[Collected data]
......

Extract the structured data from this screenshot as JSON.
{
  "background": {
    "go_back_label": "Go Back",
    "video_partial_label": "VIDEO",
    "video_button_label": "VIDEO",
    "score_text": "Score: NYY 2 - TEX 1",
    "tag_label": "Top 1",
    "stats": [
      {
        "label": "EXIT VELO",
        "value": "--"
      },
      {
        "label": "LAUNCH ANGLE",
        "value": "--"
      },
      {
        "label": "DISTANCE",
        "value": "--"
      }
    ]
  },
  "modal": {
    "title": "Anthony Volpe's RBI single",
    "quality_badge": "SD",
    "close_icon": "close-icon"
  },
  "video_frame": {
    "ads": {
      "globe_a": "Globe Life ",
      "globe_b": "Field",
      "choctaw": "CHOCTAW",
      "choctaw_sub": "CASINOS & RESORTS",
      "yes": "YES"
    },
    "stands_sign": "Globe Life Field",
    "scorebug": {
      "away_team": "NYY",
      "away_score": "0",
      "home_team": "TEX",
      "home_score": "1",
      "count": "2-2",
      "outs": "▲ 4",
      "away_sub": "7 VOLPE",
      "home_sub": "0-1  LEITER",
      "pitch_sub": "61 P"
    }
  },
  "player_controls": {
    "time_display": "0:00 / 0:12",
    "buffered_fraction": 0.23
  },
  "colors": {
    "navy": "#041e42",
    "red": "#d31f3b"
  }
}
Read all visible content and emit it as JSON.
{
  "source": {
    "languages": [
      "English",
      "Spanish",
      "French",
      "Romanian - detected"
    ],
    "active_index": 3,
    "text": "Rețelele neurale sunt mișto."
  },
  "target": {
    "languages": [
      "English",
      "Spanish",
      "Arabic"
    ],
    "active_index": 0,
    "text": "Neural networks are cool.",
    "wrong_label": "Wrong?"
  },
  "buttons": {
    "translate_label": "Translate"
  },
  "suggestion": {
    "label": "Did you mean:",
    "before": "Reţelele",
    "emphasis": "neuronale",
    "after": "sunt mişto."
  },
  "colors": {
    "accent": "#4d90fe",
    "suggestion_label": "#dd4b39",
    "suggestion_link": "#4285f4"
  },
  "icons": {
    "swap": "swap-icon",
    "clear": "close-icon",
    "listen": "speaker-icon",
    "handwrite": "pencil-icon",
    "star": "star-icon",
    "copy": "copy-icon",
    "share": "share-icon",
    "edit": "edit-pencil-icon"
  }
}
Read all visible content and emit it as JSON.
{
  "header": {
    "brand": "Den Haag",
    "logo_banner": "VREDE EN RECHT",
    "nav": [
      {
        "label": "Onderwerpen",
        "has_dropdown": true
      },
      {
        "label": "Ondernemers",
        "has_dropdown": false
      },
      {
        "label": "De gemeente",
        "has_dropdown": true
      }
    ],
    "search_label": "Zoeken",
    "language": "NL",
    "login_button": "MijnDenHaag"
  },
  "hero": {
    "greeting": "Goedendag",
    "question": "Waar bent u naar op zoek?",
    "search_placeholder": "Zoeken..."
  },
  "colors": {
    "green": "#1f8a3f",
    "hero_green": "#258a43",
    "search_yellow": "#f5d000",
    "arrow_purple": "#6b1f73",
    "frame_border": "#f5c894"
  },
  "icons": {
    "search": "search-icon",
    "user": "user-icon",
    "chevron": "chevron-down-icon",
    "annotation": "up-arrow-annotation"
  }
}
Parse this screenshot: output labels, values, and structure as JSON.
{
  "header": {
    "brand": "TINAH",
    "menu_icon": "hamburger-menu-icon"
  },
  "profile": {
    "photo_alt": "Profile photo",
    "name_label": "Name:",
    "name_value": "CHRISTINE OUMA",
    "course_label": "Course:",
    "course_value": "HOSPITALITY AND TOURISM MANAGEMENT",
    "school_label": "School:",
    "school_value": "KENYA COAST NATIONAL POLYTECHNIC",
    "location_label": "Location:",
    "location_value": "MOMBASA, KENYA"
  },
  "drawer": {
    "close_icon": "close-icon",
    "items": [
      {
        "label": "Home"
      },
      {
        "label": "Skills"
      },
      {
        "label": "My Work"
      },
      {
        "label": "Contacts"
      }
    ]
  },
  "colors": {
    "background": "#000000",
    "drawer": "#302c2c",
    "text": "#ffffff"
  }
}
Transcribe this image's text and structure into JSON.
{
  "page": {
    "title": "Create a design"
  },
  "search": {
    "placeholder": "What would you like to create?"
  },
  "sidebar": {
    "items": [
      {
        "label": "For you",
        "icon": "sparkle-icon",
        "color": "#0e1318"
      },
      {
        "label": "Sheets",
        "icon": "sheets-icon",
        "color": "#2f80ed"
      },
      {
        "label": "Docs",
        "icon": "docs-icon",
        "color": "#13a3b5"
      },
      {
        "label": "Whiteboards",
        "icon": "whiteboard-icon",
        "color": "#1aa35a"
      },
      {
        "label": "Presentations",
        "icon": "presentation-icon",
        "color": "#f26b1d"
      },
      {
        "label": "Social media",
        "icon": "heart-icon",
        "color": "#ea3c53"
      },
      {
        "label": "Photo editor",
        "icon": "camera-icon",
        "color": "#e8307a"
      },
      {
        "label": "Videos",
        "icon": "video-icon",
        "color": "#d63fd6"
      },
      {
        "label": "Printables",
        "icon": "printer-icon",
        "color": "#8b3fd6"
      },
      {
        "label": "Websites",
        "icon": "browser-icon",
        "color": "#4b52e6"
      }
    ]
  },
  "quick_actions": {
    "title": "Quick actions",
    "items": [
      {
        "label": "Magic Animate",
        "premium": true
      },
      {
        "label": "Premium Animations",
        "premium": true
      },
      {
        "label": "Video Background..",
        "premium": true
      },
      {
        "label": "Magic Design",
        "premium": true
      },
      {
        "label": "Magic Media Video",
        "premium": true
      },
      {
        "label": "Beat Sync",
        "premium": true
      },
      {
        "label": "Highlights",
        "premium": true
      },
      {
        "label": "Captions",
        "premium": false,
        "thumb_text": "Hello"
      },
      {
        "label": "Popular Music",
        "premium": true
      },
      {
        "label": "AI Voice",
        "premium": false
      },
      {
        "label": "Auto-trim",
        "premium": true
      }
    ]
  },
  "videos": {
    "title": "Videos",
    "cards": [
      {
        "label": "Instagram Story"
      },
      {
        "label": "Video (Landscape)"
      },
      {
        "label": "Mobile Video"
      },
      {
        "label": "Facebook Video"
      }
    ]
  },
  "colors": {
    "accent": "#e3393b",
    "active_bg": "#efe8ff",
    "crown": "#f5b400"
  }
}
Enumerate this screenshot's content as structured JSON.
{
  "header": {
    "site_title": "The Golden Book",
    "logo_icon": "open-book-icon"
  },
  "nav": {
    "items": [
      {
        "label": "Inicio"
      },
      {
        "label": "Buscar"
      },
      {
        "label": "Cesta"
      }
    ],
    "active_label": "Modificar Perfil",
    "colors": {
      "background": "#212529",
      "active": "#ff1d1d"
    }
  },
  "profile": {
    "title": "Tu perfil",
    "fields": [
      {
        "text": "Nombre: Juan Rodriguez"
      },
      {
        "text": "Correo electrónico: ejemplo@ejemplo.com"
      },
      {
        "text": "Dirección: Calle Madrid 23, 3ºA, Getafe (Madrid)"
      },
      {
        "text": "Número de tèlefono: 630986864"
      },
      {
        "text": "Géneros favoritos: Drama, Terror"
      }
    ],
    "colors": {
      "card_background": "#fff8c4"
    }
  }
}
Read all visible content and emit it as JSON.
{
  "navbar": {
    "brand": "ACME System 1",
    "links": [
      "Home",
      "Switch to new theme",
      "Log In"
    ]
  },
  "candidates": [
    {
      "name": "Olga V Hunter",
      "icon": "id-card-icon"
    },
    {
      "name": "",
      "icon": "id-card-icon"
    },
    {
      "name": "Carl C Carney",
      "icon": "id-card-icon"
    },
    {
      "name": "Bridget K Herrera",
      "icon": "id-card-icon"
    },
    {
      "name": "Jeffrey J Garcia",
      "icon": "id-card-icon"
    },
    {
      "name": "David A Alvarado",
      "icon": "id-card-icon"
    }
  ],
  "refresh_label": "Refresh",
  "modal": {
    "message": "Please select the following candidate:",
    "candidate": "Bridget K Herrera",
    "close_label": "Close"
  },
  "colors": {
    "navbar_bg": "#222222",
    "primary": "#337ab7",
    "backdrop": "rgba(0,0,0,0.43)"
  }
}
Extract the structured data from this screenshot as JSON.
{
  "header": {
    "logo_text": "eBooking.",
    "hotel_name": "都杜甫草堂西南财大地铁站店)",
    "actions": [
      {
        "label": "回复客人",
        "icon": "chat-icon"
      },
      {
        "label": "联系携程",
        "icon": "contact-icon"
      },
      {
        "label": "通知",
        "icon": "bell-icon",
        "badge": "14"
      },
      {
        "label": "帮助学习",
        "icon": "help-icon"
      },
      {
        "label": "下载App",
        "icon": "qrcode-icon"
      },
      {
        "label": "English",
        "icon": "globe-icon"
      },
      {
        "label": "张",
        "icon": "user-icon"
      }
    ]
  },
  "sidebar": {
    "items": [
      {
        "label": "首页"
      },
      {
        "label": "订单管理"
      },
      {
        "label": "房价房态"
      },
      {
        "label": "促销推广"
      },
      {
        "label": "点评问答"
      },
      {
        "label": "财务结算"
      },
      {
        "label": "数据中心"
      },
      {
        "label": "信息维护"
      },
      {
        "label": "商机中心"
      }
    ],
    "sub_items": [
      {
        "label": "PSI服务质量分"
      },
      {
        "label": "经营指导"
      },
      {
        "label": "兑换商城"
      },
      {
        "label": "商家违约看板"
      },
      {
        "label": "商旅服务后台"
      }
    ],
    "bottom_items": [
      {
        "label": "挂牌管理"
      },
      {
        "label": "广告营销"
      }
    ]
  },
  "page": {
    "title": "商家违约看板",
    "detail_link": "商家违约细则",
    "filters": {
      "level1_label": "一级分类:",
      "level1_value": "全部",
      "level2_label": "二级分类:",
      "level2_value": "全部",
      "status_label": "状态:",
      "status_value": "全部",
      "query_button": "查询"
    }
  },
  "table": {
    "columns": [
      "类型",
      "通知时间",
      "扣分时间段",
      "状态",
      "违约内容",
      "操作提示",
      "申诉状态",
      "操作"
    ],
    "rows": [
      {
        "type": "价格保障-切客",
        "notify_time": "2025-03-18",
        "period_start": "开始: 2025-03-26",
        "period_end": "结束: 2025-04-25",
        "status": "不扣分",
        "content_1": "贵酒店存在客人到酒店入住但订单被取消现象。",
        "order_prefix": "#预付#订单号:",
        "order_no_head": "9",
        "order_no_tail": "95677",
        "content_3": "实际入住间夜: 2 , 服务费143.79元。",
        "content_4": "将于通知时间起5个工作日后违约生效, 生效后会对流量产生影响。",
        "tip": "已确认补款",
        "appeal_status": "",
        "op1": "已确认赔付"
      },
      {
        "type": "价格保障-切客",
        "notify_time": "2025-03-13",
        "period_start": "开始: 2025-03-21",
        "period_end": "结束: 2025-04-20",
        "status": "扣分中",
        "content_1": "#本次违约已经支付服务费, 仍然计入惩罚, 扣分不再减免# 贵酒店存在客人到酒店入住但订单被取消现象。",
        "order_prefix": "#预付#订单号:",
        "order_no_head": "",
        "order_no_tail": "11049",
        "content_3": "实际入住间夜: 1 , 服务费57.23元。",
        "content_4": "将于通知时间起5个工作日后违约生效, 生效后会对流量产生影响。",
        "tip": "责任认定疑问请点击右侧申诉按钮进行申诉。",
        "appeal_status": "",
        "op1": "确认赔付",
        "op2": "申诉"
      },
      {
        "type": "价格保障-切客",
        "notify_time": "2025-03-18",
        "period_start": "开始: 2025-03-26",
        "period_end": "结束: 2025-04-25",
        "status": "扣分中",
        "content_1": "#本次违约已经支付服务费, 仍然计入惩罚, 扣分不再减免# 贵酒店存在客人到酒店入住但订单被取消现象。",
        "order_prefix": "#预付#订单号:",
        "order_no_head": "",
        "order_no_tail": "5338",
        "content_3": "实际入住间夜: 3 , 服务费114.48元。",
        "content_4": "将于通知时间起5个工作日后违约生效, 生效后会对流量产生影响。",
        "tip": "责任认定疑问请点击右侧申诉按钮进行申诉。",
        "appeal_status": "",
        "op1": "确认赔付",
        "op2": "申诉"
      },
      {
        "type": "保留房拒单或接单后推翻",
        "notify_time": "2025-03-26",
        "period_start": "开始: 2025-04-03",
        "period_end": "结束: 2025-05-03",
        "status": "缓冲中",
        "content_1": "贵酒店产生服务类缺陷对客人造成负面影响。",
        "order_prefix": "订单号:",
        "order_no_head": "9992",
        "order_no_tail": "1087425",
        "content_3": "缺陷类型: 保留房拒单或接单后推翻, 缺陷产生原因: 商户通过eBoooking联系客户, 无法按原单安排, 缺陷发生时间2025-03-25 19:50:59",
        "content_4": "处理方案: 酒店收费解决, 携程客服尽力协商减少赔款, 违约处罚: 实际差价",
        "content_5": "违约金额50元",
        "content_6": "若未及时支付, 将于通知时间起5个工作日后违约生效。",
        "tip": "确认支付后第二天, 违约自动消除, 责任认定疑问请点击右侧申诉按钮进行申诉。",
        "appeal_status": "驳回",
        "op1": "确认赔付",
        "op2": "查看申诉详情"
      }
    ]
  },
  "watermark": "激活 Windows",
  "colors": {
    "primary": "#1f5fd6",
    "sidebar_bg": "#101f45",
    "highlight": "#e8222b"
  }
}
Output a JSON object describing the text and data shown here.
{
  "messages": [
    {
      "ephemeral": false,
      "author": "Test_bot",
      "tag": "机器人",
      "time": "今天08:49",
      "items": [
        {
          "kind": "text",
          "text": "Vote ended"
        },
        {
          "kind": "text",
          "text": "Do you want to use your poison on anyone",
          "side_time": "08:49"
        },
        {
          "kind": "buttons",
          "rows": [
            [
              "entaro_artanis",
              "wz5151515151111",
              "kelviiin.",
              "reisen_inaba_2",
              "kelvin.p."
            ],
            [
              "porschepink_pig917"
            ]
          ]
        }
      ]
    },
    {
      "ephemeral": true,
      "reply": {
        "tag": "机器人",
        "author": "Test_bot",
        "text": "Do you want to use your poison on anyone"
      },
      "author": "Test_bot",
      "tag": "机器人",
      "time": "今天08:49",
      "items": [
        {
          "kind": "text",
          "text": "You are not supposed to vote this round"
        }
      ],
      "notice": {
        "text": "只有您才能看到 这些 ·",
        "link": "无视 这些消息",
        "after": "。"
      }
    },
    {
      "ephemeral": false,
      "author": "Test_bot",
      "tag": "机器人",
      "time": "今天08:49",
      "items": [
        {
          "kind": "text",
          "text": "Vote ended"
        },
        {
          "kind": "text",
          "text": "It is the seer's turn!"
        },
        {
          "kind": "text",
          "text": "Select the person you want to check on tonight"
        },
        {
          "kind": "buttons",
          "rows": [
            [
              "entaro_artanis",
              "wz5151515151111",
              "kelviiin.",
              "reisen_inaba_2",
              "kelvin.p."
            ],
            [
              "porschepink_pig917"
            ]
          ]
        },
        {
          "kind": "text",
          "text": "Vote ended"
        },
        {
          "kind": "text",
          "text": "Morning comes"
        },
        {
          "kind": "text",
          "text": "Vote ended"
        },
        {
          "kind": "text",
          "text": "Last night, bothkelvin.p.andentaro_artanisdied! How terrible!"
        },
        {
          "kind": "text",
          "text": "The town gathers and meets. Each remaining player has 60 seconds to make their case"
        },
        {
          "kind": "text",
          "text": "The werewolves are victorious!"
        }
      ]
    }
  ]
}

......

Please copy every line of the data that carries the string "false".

        "has_dropdown": false
        "premium": false,
        "premium": false
      "ephemeral": false,
      "ephemeral": false,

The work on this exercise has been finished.